---- Records for processing

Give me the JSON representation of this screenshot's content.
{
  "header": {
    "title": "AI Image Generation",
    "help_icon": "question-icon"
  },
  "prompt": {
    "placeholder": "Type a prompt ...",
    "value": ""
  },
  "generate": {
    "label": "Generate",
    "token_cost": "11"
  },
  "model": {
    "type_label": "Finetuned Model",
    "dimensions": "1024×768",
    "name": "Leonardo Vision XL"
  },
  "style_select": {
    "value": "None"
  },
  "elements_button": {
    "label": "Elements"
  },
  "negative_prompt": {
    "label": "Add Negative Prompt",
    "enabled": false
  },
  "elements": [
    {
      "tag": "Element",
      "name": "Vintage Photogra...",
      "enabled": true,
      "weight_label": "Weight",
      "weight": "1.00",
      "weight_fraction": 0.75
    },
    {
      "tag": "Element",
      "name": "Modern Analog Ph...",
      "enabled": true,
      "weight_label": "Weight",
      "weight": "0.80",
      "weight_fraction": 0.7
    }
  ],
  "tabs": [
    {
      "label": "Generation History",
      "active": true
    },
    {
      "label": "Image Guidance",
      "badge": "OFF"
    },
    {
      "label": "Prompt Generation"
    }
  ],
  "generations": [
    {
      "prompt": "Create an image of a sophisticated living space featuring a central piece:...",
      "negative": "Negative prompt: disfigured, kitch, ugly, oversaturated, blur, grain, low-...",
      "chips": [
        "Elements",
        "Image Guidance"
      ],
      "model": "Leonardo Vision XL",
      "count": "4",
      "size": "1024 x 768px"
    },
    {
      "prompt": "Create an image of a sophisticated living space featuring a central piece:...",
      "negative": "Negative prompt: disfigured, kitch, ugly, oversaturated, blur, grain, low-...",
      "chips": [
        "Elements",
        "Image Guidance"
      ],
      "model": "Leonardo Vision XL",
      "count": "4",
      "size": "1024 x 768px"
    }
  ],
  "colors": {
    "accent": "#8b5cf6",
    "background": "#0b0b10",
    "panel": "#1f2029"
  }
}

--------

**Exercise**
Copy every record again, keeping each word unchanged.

**Response area**
Give me the JSON representation of this screenshot's content.
{
  "header": {
    "title": "AI Image Generation",
    "help_icon": "question-icon"
  },
  "prompt": {
    "placeholder": "Type a prompt ...",
    "value": ""
  },
  "generate": {
    "label": "Generate",
    "token_cost": "11"
  },
  "model": {
    "type_label": "Finetuned Model",
    "dimensions": "1024×768",
    "name": "Leonardo Vision XL"
  },
  "style_select": {
    "value": "None"
  },
  "elements_button": {
    "label": "Elements"
  },
  "negative_prompt": {
    "label": "Add Negative Prompt",
    "enabled": false
  },
  "elements": [
    {
      "tag": "Element",
      "name": "Vintage Photogra...",
      "enabled": true,
      "weight_label": "Weight",
      "weight": "1.00",
      "weight_fraction": 0.75
    },
    {
      "tag": "Element",
      "name": "Modern Analog Ph...",
      "enabled": true,
      "weight_label": "Weight",
      "weight": "0.80",
      "weight_fraction": 0.7
    }
  ],
  "tabs": [
    {
      "label": "Generation History",
      "active": true
    },
    {
      "label": "Image Guidance",
      "badge": "OFF"
    },
    {
      "label": "Prompt Generation"
    }
  ],
  "generations": [
    {
      "prompt": "Create an image of a sophisticated living space featuring a central piece:...",
      "negative": "Negative prompt: disfigured, kitch, ugly, oversaturated, blur, grain, low-...",
      "chips": [
        "Elements",
        "Image Guidance"
      ],
      "model": "Leonardo Vision XL",
      "count": "4",
      "size": "1024 x 768px"
    },
    {
      "prompt": "Create an image of a sophisticated living space featuring a central piece:...",
      "negative": "Negative prompt: disfigured, kitch, ugly, oversaturated, blur, grain, low-...",
      "chips": [
        "Elements",
        "Image Guidance"
      ],
      "model": "Leonardo Vision XL",
      "count": "4",
      "size": "1024 x 768px"
    }
  ],
  "colors": {
    "accent": "#8b5cf6",
    "background": "#0b0b10",
    "panel": "#1f2029"
  }
}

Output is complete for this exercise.